Serbians believe that he has been arbitrarily denied an opportunity to win the Australian Open for the tenth time. So, in Serbia, people are very mad at the Serbian government for failing to take decisive action against Australia.

They also criticise Australia for using Djokovic as a political football for the purpose of short-term gain.

In Serbia, a general election will be held in April 2022. It is likely to be affected by Djokovic’s Australian treatment. This is because people admire Djokovic so much that they will not forgive nor forget the indecisiveness of the Serbian government during the deportation crisis.

There is, of course, also an Australian election, which may be held soon after the Serbian election. Serbians believe that the abominable treatment of Djokovic will fatally harm the Australian government’s chances of re-election.

Of course, Serbians are also aware that Djokovic himself may have instigated the furore by triumphantly announcing that he had received a medical exemption, enabling him to participate in the Australian Open.

People in Serbia feel that he should have kept a low profile or skipped the tournament and waited for another day to eclipse the twenty grand slams of Nadal and Federer. But an athlete is also a human being who is prone to making mistakes like everyone else.

The message from Serbia is that, with regards to vaccination, the entire world has gone mad. Serbians do not oppose vaccinations, but the “compulsory but not mandatory” mantra, repeated in many countries, reveals an attitude on the part of governments that facilitates the nurturing of totalitarian tendencies.

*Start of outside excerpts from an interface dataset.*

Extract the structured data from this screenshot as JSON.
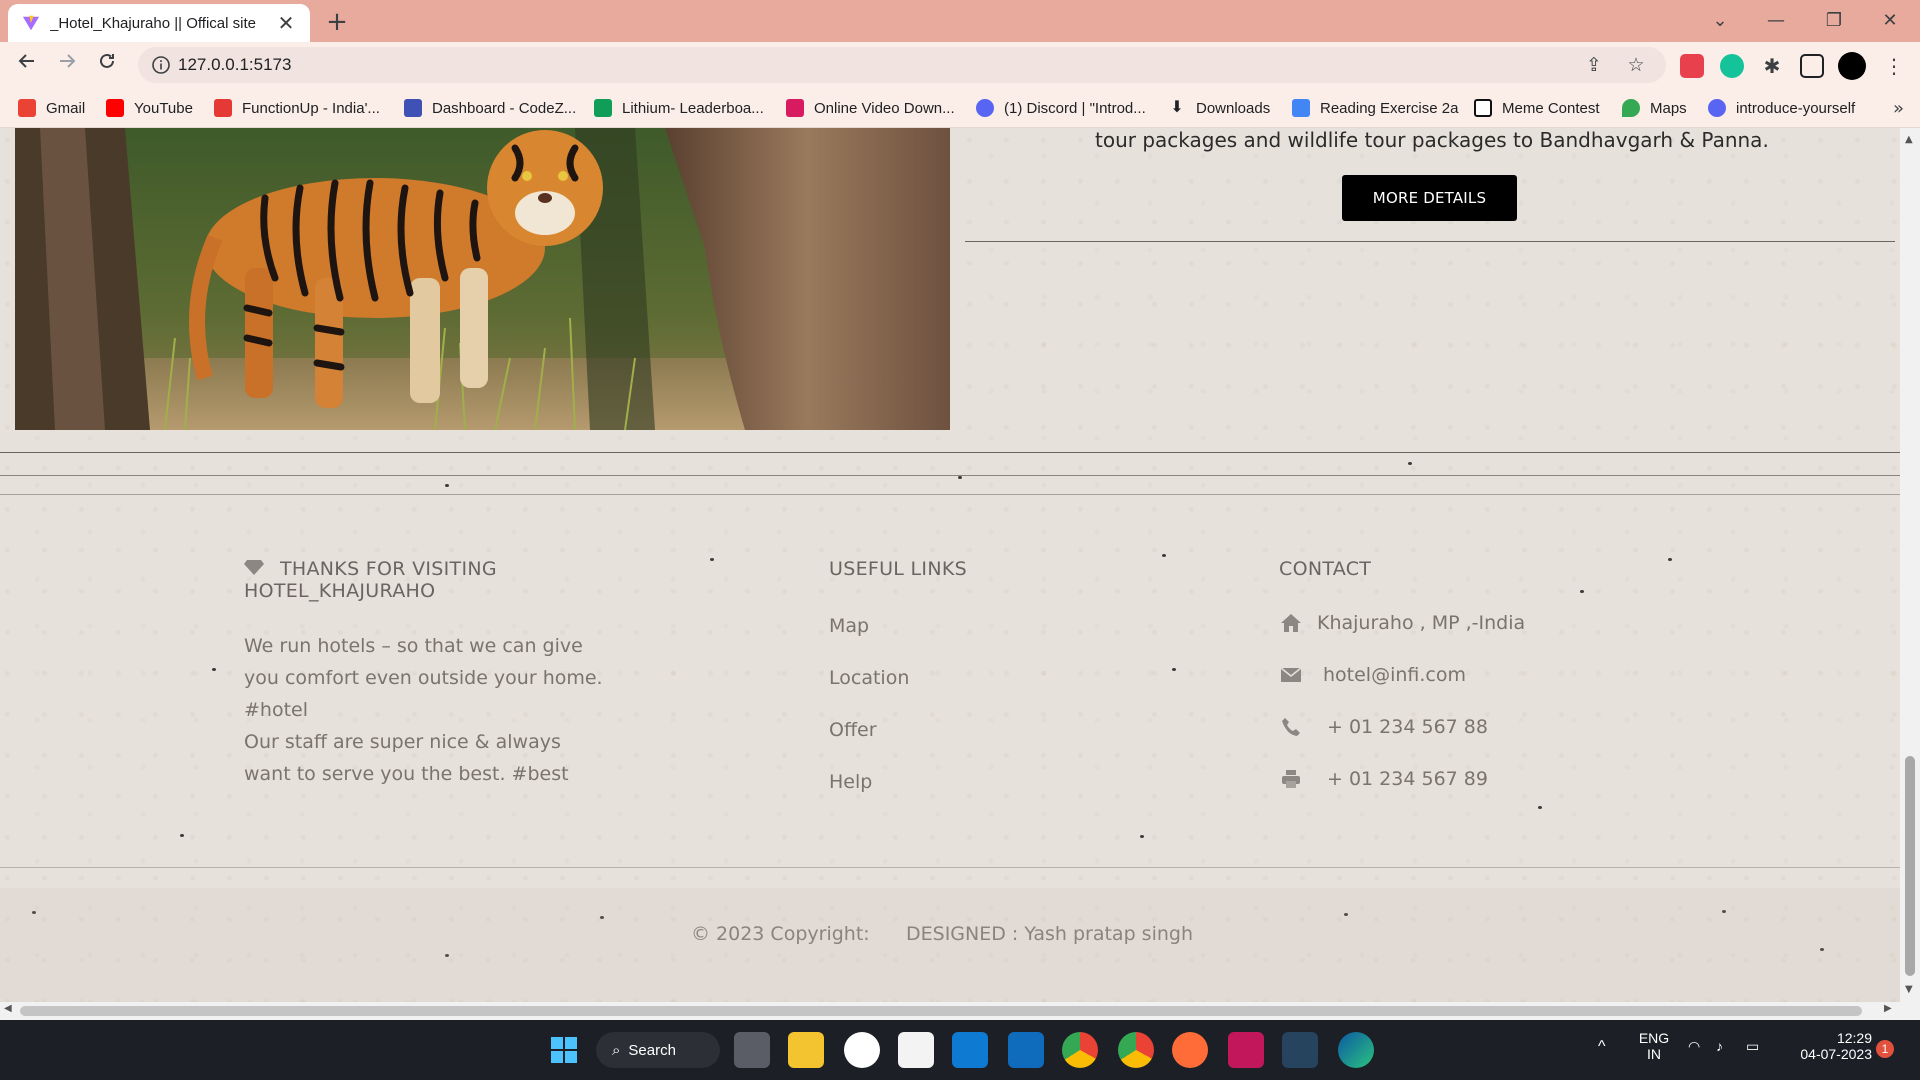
{
  "browser": {
    "tab_title": "_Hotel_Khajuraho || Offical site",
    "tab_close": "✕",
    "new_tab": "+",
    "url": "127.0.0.1:5173",
    "window_controls": {
      "dropdown": "⌄",
      "minimize": "—",
      "restore": "❐",
      "close": "✕"
    },
    "bookmarks": [
      {
        "label": "Gmail",
        "icon": "gmail-icon",
        "color": "#ea4335"
      },
      {
        "label": "YouTube",
        "icon": "youtube-icon",
        "color": "#ff0000"
      },
      {
        "label": "FunctionUp - India'...",
        "icon": "functionup-icon",
        "color": "#e53935"
      },
      {
        "label": "Dashboard - CodeZ...",
        "icon": "codezinger-icon",
        "color": "#3f51b5"
      },
      {
        "label": "Lithium- Leaderboa...",
        "icon": "sheets-icon",
        "color": "#0f9d58"
      },
      {
        "label": "Online Video Down...",
        "icon": "video-download-icon",
        "color": "#d81b60"
      },
      {
        "label": "(1) Discord | \"Introd...",
        "icon": "discord-icon",
        "color": "#5865f2"
      },
      {
        "label": "Downloads",
        "icon": "download-icon",
        "color": "#333333"
      },
      {
        "label": "Reading Exercise 2a",
        "icon": "docs-icon",
        "color": "#4285f4"
      },
      {
        "label": "Meme Contest",
        "icon": "notion-icon",
        "color": "#111111"
      },
      {
        "label": "Maps",
        "icon": "maps-icon",
        "color": "#34a853"
      },
      {
        "label": "introduce-yourself",
        "icon": "discord-icon",
        "color": "#5865f2"
      }
    ],
    "bookmarks_more": "»"
  },
  "page": {
    "tour_text": "tour packages and wildlife tour packages to Bandhavgarh & Panna.",
    "more_details_label": "MORE DETAILS",
    "footer": {
      "brand_title_line1": "THANKS FOR VISITING",
      "brand_title_line2": "HOTEL_KHAJURAHO",
      "brand_text": [
        "We run hotels – so that we can give",
        "you comfort even outside your home.",
        "#hotel",
        "Our staff are super nice & always",
        "want to serve you the best. #best"
      ],
      "links_title": "USEFUL LINKS",
      "links": [
        "Map",
        "Location",
        "Offer",
        "Help"
      ],
      "contact_title": "CONTACT",
      "contact": {
        "address": "Khajuraho , MP ,-India",
        "email": "hotel@infi.com",
        "phone": "+ 01 234 567 88",
        "fax": "+ 01 234 567 89"
      },
      "copyright": "© 2023 Copyright:",
      "designed_by": "DESIGNED : Yash pratap singh"
    }
  },
  "taskbar": {
    "search_label": "Search",
    "lang_line1": "ENG",
    "lang_line2": "IN",
    "time": "12:29",
    "date": "04-07-2023",
    "notification_count": "1"
  }
}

People in Serbia (and elsewhere as well) feel that the world is changing for the worse. The “rule of law” and basic considerations of decency and compassion are abandoned in favour of untested and experimental strategies, which fatally harm society. Humankind is making expensive mistakes.

There is an expectation that over time, the rupture in the relationship between Serbia and Australia will heal, but the bungled treatment of the Djokovic matter may leave a visible scar for a long time.

Views expressed in this article are the opinions of the author and do not necessarily reflect the views of The Epoch Times.

Gabriël A. Moens AM is an emeritus professor of law at the University of Queensland, and served as pro vice-chancellor and dean at Murdoch University. In 2003, Moens was awarded the Australian Centenary Medal by the prime minister for services to education. He has taught extensively across Australia, Asia, Europe, and the United States. Moens has recently published two novels “A Twisted Choice” (Boolarong Press, 2020) and “The Coincidence” (Connor Court Publishing, 2021).
Dejan Hinic
Dejan Hinic is a financial and investment expert operating from Belgrade, Serbia. He received his law degrees from the University of Belgrade and the University of Queensland.